ACTIVITY: Output all of the lines below exactly, and leave out each image.

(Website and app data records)
/---

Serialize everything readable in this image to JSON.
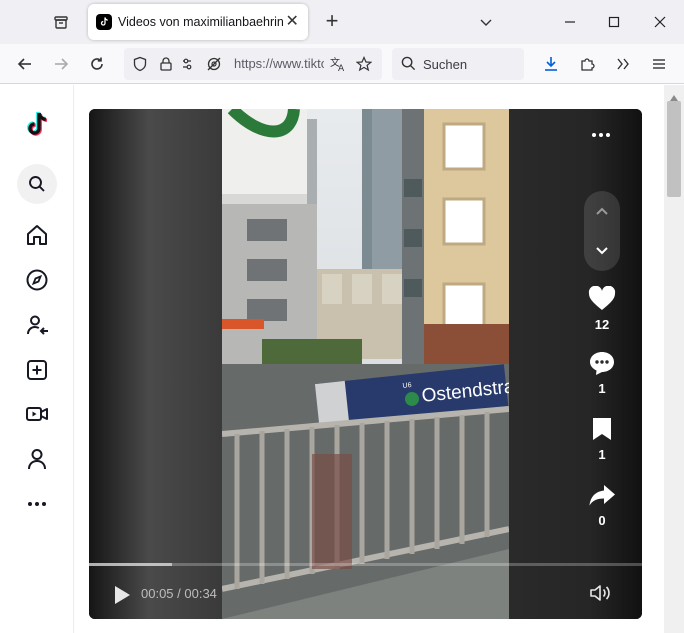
{
  "browser": {
    "tab_title": "Videos von maximilianbaehring",
    "url_text": "https://www.tiktok.com",
    "search_placeholder": "Suchen"
  },
  "sidebar": {
    "items": [
      "tiktok-logo",
      "search",
      "home",
      "explore",
      "following",
      "upload",
      "live",
      "profile",
      "more"
    ]
  },
  "video": {
    "signs": {
      "station": "Ostendstraße",
      "line_badge": "U6"
    },
    "actions": {
      "likes": "12",
      "comments": "1",
      "saves": "1",
      "shares": "0"
    },
    "player": {
      "time": "00:05 / 00:34",
      "progress": 0.15
    }
  },
  "colors": {
    "accent": "#fe2c55",
    "cyan": "#25f4ee",
    "dark": "#121212"
  }
}
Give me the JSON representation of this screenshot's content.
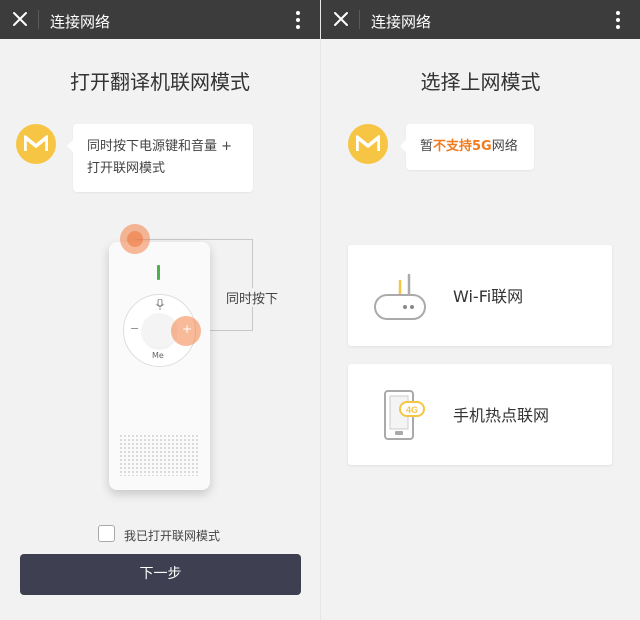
{
  "left": {
    "window_title": "连接网络",
    "heading": "打开翻译机联网模式",
    "instruction_line1": "同时按下电源键和音量 +",
    "instruction_line2": "打开联网模式",
    "simultaneous_label": "同时按下",
    "device": {
      "minus": "−",
      "plus": "+",
      "me": "Me"
    },
    "checkbox_label": "我已打开联网模式",
    "checkbox_checked": false,
    "next_button": "下一步"
  },
  "right": {
    "window_title": "连接网络",
    "heading": "选择上网模式",
    "notice_prefix": "暂",
    "notice_highlight": "不支持5G",
    "notice_suffix": "网络",
    "options": [
      {
        "label": "Wi-Fi联网",
        "icon": "router-icon"
      },
      {
        "label": "手机热点联网",
        "icon": "phone-4g-icon",
        "badge": "4G"
      }
    ]
  },
  "colors": {
    "title_bar": "#3c3c3c",
    "avatar": "#f6c544",
    "highlight": "#f07c1e",
    "primary_button": "#3e3f50",
    "press_indicator": "#f28246",
    "led": "#4caf50"
  }
}
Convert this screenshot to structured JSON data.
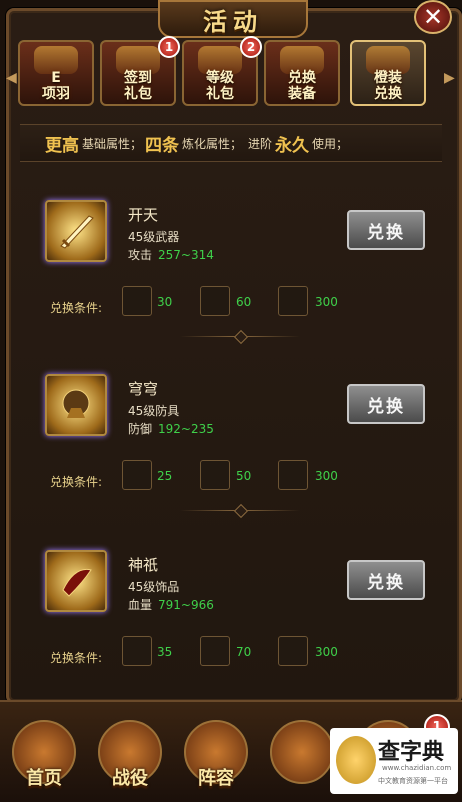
{
  "window": {
    "title": "活动",
    "close_label": "✕"
  },
  "tabs": [
    {
      "label": "E\n项羽",
      "badge": ""
    },
    {
      "label": "签到\n礼包",
      "badge": "1"
    },
    {
      "label": "等级\n礼包",
      "badge": "2"
    },
    {
      "label": "兑换\n装备",
      "badge": ""
    },
    {
      "label": "橙装\n兑换",
      "badge": ""
    }
  ],
  "info_bar": {
    "p1": "更高",
    "t1": "基础属性；",
    "p2": "四条",
    "t2": "炼化属性；",
    "t3": "进阶",
    "p3": "永久",
    "t4": "使用；"
  },
  "items": [
    {
      "name": "开天",
      "type": "45级武器",
      "stat_label": "攻击",
      "stat_value": "257~314",
      "cond_label": "兑换条件:",
      "costs": [
        "30",
        "60",
        "300"
      ],
      "button": "兑换"
    },
    {
      "name": "穹穹",
      "type": "45级防具",
      "stat_label": "防御",
      "stat_value": "192~235",
      "cond_label": "兑换条件:",
      "costs": [
        "25",
        "50",
        "300"
      ],
      "button": "兑换"
    },
    {
      "name": "神祇",
      "type": "45级饰品",
      "stat_label": "血量",
      "stat_value": "791~966",
      "cond_label": "兑换条件:",
      "costs": [
        "35",
        "70",
        "300"
      ],
      "button": "兑换"
    }
  ],
  "bottom_nav": [
    {
      "label": "首页"
    },
    {
      "label": "战役"
    },
    {
      "label": "阵容"
    },
    {
      "label": ""
    },
    {
      "label": ""
    }
  ],
  "bottom_nav_badge": "1",
  "watermark": {
    "title": "查字典",
    "url": "www.chazidian.com",
    "tagline": "中文教育资源第一平台"
  }
}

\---

YOUR SOLUTION:
Serialize everything readable in this image to JSON.
{
  "browser": {
    "tab_title": "Videos von maximilianbaehring",
    "url_text": "https://www.tiktok.com",
    "search_placeholder": "Suchen"
  },
  "sidebar": {
    "items": [
      "tiktok-logo",
      "search",
      "home",
      "explore",
      "following",
      "upload",
      "live",
      "profile",
      "more"
    ]
  },
  "video": {
    "signs": {
      "station": "Ostendstraße",
      "line_badge": "U6"
    },
    "actions": {
      "likes": "12",
      "comments": "1",
      "saves": "1",
      "shares": "0"
    },
    "player": {
      "time": "00:05 / 00:34",
      "progress": 0.15
    }
  },
  "colors": {
    "accent": "#fe2c55",
    "cyan": "#25f4ee",
    "dark": "#121212"
  }
}
Give me the JSON representation of this screenshot's content.
{
  "left": {
    "window_title": "连接网络",
    "heading": "打开翻译机联网模式",
    "instruction_line1": "同时按下电源键和音量 +",
    "instruction_line2": "打开联网模式",
    "simultaneous_label": "同时按下",
    "device": {
      "minus": "−",
      "plus": "+",
      "me": "Me"
    },
    "checkbox_label": "我已打开联网模式",
    "checkbox_checked": false,
    "next_button": "下一步"
  },
  "right": {
    "window_title": "连接网络",
    "heading": "选择上网模式",
    "notice_prefix": "暂",
    "notice_highlight": "不支持5G",
    "notice_suffix": "网络",
    "options": [
      {
        "label": "Wi-Fi联网",
        "icon": "router-icon"
      },
      {
        "label": "手机热点联网",
        "icon": "phone-4g-icon",
        "badge": "4G"
      }
    ]
  },
  "colors": {
    "title_bar": "#3c3c3c",
    "avatar": "#f6c544",
    "highlight": "#f07c1e",
    "primary_button": "#3e3f50",
    "press_indicator": "#f28246",
    "led": "#4caf50"
  }
}
Convert this screenshot to structured JSON data.
{
  "window": {
    "title": "活动",
    "close_label": "✕"
  },
  "tabs": [
    {
      "label": "E\n项羽",
      "badge": ""
    },
    {
      "label": "签到\n礼包",
      "badge": "1"
    },
    {
      "label": "等级\n礼包",
      "badge": "2"
    },
    {
      "label": "兑换\n装备",
      "badge": ""
    },
    {
      "label": "橙装\n兑换",
      "badge": ""
    }
  ],
  "info_bar": {
    "p1": "更高",
    "t1": "基础属性；",
    "p2": "四条",
    "t2": "炼化属性；",
    "t3": "进阶",
    "p3": "永久",
    "t4": "使用；"
  },
  "items": [
    {
      "name": "开天",
      "type": "45级武器",
      "stat_label": "攻击",
      "stat_value": "257~314",
      "cond_label": "兑换条件:",
      "costs": [
        "30",
        "60",
        "300"
      ],
      "button": "兑换"
    },
    {
      "name": "穹穹",
      "type": "45级防具",
      "stat_label": "防御",
      "stat_value": "192~235",
      "cond_label": "兑换条件:",
      "costs": [
        "25",
        "50",
        "300"
      ],
      "button": "兑换"
    },
    {
      "name": "神祇",
      "type": "45级饰品",
      "stat_label": "血量",
      "stat_value": "791~966",
      "cond_label": "兑换条件:",
      "costs": [
        "35",
        "70",
        "300"
      ],
      "button": "兑换"
    }
  ],
  "bottom_nav": [
    {
      "label": "首页"
    },
    {
      "label": "战役"
    },
    {
      "label": "阵容"
    },
    {
      "label": ""
    },
    {
      "label": ""
    }
  ],
  "bottom_nav_badge": "1",
  "watermark": {
    "title": "查字典",
    "url": "www.chazidian.com",
    "tagline": "中文教育资源第一平台"
  }
}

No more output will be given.